**What needs to be done**
Would you copy each line of the data below that has "para"?

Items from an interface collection
------------

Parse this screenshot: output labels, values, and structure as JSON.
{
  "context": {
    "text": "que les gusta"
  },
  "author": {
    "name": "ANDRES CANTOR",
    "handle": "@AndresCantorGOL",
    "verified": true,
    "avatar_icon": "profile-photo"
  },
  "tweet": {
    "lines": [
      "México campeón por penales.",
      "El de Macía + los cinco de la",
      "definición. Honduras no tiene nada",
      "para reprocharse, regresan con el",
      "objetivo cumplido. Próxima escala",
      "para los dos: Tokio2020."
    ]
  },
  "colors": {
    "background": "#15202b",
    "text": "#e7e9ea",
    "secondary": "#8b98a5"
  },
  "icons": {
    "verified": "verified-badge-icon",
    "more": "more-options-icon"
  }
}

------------

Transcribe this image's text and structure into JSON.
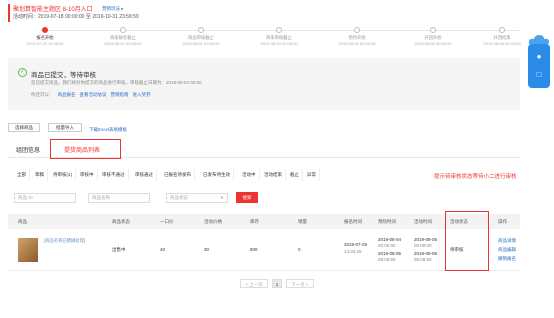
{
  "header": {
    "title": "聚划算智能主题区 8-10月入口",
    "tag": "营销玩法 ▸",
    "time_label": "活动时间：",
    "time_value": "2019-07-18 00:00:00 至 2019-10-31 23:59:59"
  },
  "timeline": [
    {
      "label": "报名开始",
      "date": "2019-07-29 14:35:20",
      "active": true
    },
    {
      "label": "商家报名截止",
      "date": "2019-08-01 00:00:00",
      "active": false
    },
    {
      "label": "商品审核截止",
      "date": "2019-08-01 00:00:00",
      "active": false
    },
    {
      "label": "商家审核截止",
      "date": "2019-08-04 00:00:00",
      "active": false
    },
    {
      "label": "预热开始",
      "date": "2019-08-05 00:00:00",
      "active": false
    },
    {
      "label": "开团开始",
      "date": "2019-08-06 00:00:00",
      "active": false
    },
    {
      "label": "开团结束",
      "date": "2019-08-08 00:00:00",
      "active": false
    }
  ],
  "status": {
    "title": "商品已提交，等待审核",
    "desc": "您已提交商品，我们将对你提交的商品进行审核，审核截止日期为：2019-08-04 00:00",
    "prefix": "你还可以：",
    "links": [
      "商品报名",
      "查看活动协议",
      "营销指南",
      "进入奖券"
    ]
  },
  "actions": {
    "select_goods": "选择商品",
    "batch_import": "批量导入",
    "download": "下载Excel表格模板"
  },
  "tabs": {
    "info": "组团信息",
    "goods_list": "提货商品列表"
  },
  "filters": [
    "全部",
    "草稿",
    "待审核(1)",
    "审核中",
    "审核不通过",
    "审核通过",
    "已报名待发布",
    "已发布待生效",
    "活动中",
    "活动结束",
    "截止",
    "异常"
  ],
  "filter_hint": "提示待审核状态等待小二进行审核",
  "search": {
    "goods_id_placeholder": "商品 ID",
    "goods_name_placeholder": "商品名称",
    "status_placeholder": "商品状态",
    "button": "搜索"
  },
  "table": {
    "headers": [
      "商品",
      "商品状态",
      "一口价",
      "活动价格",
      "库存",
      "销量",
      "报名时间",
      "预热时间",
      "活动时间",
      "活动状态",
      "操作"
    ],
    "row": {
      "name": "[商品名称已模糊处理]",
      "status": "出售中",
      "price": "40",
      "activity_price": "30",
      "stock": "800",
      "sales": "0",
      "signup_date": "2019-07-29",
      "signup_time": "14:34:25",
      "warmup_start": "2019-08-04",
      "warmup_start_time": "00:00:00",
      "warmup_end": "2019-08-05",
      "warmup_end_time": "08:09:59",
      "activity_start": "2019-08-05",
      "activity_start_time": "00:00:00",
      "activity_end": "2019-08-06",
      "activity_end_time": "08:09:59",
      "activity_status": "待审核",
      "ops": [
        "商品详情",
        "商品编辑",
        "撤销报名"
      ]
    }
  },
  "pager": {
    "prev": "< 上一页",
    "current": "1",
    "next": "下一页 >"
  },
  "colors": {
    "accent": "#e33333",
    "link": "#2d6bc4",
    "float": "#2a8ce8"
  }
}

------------

**Answer area**
      "para reprocharse, regresan con el",
      "para los dos: Tokio2020."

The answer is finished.